# Task
The required output is every entry below, copied exactly.

-----

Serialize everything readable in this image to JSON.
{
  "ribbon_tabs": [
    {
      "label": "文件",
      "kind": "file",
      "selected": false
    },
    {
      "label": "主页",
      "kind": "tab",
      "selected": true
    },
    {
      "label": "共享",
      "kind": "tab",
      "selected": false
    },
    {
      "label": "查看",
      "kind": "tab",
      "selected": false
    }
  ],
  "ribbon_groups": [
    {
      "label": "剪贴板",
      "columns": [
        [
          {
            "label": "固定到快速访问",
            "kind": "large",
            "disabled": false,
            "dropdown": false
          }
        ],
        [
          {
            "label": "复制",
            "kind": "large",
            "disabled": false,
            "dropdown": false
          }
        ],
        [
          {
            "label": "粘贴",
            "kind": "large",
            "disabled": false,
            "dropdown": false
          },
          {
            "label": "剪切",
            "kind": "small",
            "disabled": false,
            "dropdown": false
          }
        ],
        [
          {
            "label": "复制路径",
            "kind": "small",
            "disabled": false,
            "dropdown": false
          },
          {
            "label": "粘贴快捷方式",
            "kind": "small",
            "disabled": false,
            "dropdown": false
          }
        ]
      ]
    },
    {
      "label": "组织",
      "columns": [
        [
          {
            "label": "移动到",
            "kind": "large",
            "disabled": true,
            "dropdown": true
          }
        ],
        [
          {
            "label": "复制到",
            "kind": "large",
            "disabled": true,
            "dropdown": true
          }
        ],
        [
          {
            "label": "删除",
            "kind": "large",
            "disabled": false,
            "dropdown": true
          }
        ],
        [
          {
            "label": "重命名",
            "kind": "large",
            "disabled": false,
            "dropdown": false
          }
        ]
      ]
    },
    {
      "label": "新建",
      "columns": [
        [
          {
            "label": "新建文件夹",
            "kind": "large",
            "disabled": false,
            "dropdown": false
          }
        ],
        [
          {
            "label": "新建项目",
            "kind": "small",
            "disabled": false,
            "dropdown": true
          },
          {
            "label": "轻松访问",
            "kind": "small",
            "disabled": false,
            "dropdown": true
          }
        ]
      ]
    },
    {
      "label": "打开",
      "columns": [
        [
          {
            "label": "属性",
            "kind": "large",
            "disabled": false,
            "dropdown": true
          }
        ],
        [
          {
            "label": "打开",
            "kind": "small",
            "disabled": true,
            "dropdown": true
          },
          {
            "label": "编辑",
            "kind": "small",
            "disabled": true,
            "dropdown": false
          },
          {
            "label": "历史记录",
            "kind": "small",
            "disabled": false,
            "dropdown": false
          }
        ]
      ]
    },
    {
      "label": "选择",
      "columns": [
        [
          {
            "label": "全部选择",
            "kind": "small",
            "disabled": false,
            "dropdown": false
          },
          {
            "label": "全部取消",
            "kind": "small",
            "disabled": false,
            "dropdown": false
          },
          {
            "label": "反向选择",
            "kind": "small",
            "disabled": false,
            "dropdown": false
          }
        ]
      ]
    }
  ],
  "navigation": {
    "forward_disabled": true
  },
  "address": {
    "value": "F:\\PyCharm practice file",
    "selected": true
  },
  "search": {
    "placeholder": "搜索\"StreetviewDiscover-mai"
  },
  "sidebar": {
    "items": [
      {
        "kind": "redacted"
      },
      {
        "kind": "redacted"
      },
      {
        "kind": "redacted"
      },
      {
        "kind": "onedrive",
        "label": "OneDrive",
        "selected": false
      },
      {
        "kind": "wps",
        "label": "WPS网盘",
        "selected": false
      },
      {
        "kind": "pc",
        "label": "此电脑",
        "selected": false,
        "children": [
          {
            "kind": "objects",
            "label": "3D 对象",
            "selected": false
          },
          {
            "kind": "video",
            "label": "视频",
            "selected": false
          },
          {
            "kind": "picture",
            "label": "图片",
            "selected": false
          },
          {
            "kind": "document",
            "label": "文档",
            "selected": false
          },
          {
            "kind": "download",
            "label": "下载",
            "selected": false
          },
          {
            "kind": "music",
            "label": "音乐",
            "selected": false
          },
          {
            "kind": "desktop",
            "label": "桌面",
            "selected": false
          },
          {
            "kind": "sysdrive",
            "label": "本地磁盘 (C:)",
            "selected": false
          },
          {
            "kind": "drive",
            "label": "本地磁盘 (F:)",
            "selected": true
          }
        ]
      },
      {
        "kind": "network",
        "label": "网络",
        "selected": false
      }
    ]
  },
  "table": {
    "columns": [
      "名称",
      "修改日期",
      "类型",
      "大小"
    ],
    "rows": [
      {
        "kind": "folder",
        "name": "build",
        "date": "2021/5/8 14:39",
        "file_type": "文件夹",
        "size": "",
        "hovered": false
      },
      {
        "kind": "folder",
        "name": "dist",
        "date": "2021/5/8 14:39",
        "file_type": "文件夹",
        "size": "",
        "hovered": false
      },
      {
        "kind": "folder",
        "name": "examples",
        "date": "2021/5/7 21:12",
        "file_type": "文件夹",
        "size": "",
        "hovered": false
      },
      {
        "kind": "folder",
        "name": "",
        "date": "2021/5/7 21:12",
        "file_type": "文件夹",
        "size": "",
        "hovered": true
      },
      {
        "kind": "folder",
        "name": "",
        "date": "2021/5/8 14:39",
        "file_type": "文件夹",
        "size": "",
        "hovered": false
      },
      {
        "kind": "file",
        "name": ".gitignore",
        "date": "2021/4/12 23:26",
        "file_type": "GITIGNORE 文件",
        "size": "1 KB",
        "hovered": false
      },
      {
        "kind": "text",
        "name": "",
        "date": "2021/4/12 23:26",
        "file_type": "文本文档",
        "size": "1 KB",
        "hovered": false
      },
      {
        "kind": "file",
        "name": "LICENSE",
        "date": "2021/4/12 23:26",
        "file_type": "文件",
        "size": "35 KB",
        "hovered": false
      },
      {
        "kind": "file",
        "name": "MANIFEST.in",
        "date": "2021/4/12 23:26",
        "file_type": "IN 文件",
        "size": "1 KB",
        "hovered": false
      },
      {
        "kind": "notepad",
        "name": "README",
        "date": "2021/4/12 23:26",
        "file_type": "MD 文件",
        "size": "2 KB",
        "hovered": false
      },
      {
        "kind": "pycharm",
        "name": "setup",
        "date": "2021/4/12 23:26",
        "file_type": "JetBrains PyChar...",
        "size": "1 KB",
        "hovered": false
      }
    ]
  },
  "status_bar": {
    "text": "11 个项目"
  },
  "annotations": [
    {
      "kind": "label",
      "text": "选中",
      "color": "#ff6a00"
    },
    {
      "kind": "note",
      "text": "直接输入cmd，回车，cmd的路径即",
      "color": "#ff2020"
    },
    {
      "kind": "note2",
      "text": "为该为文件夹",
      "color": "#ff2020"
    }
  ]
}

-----

# Answer box
Serialize everything readable in this image to JSON.
{
  "ribbon_tabs": [
    {
      "label": "文件",
      "kind": "file",
      "selected": false
    },
    {
      "label": "主页",
      "kind": "tab",
      "selected": true
    },
    {
      "label": "共享",
      "kind": "tab",
      "selected": false
    },
    {
      "label": "查看",
      "kind": "tab",
      "selected": false
    }
  ],
  "ribbon_groups": [
    {
      "label": "剪贴板",
      "columns": [
        [
          {
            "label": "固定到快速访问",
            "kind": "large",
            "disabled": false,
            "dropdown": false
          }
        ],
        [
          {
            "label": "复制",
            "kind": "large",
            "disabled": false,
            "dropdown": false
          }
        ],
        [
          {
            "label": "粘贴",
            "kind": "large",
            "disabled": false,
            "dropdown": false
          },
          {
            "label": "剪切",
            "kind": "small",
            "disabled": false,
            "dropdown": false
          }
        ],
        [
          {
            "label": "复制路径",
            "kind": "small",
            "disabled": false,
            "dropdown": false
          },
          {
            "label": "粘贴快捷方式",
            "kind": "small",
            "disabled": false,
            "dropdown": false
          }
        ]
      ]
    },
    {
      "label": "组织",
      "columns": [
        [
          {
            "label": "移动到",
            "kind": "large",
            "disabled": true,
            "dropdown": true
          }
        ],
        [
          {
            "label": "复制到",
            "kind": "large",
            "disabled": true,
            "dropdown": true
          }
        ],
        [
          {
            "label": "删除",
            "kind": "large",
            "disabled": false,
            "dropdown": true
          }
        ],
        [
          {
            "label": "重命名",
            "kind": "large",
            "disabled": false,
            "dropdown": false
          }
        ]
      ]
    },
    {
      "label": "新建",
      "columns": [
        [
          {
            "label": "新建文件夹",
            "kind": "large",
            "disabled": false,
            "dropdown": false
          }
        ],
        [
          {
            "label": "新建项目",
            "kind": "small",
            "disabled": false,
            "dropdown": true
          },
          {
            "label": "轻松访问",
            "kind": "small",
            "disabled": false,
            "dropdown": true
          }
        ]
      ]
    },
    {
      "label": "打开",
      "columns": [
        [
          {
            "label": "属性",
            "kind": "large",
            "disabled": false,
            "dropdown": true
          }
        ],
        [
          {
            "label": "打开",
            "kind": "small",
            "disabled": true,
            "dropdown": true
          },
          {
            "label": "编辑",
            "kind": "small",
            "disabled": true,
            "dropdown": false
          },
          {
            "label": "历史记录",
            "kind": "small",
            "disabled": false,
            "dropdown": false
          }
        ]
      ]
    },
    {
      "label": "选择",
      "columns": [
        [
          {
            "label": "全部选择",
            "kind": "small",
            "disabled": false,
            "dropdown": false
          },
          {
            "label": "全部取消",
            "kind": "small",
            "disabled": false,
            "dropdown": false
          },
          {
            "label": "反向选择",
            "kind": "small",
            "disabled": false,
            "dropdown": false
          }
        ]
      ]
    }
  ],
  "navigation": {
    "forward_disabled": true
  },
  "address": {
    "value": "F:\\PyCharm practice file",
    "selected": true
  },
  "search": {
    "placeholder": "搜索\"StreetviewDiscover-mai"
  },
  "sidebar": {
    "items": [
      {
        "kind": "redacted"
      },
      {
        "kind": "redacted"
      },
      {
        "kind": "redacted"
      },
      {
        "kind": "onedrive",
        "label": "OneDrive",
        "selected": false
      },
      {
        "kind": "wps",
        "label": "WPS网盘",
        "selected": false
      },
      {
        "kind": "pc",
        "label": "此电脑",
        "selected": false,
        "children": [
          {
            "kind": "objects",
            "label": "3D 对象",
            "selected": false
          },
          {
            "kind": "video",
            "label": "视频",
            "selected": false
          },
          {
            "kind": "picture",
            "label": "图片",
            "selected": false
          },
          {
            "kind": "document",
            "label": "文档",
            "selected": false
          },
          {
            "kind": "download",
            "label": "下载",
            "selected": false
          },
          {
            "kind": "music",
            "label": "音乐",
            "selected": false
          },
          {
            "kind": "desktop",
            "label": "桌面",
            "selected": false
          },
          {
            "kind": "sysdrive",
            "label": "本地磁盘 (C:)",
            "selected": false
          },
          {
            "kind": "drive",
            "label": "本地磁盘 (F:)",
            "selected": true
          }
        ]
      },
      {
        "kind": "network",
        "label": "网络",
        "selected": false
      }
    ]
  },
  "table": {
    "columns": [
      "名称",
      "修改日期",
      "类型",
      "大小"
    ],
    "rows": [
      {
        "kind": "folder",
        "name": "build",
        "date": "2021/5/8 14:39",
        "file_type": "文件夹",
        "size": "",
        "hovered": false
      },
      {
        "kind": "folder",
        "name": "dist",
        "date": "2021/5/8 14:39",
        "file_type": "文件夹",
        "size": "",
        "hovered": false
      },
      {
        "kind": "folder",
        "name": "examples",
        "date": "2021/5/7 21:12",
        "file_type": "文件夹",
        "size": "",
        "hovered": false
      },
      {
        "kind": "folder",
        "name": "",
        "date": "2021/5/7 21:12",
        "file_type": "文件夹",
        "size": "",
        "hovered": true
      },
      {
        "kind": "folder",
        "name": "",
        "date": "2021/5/8 14:39",
        "file_type": "文件夹",
        "size": "",
        "hovered": false
      },
      {
        "kind": "file",
        "name": ".gitignore",
        "date": "2021/4/12 23:26",
        "file_type": "GITIGNORE 文件",
        "size": "1 KB",
        "hovered": false
      },
      {
        "kind": "text",
        "name": "",
        "date": "2021/4/12 23:26",
        "file_type": "文本文档",
        "size": "1 KB",
        "hovered": false
      },
      {
        "kind": "file",
        "name": "LICENSE",
        "date": "2021/4/12 23:26",
        "file_type": "文件",
        "size": "35 KB",
        "hovered": false
      },
      {
        "kind": "file",
        "name": "MANIFEST.in",
        "date": "2021/4/12 23:26",
        "file_type": "IN 文件",
        "size": "1 KB",
        "hovered": false
      },
      {
        "kind": "notepad",
        "name": "README",
        "date": "2021/4/12 23:26",
        "file_type": "MD 文件",
        "size": "2 KB",
        "hovered": false
      },
      {
        "kind": "pycharm",
        "name": "setup",
        "date": "2021/4/12 23:26",
        "file_type": "JetBrains PyChar...",
        "size": "1 KB",
        "hovered": false
      }
    ]
  },
  "status_bar": {
    "text": "11 个项目"
  },
  "annotations": [
    {
      "kind": "label",
      "text": "选中",
      "color": "#ff6a00"
    },
    {
      "kind": "note",
      "text": "直接输入cmd，回车，cmd的路径即",
      "color": "#ff2020"
    },
    {
      "kind": "note2",
      "text": "为该为文件夹",
      "color": "#ff2020"
    }
  ]
}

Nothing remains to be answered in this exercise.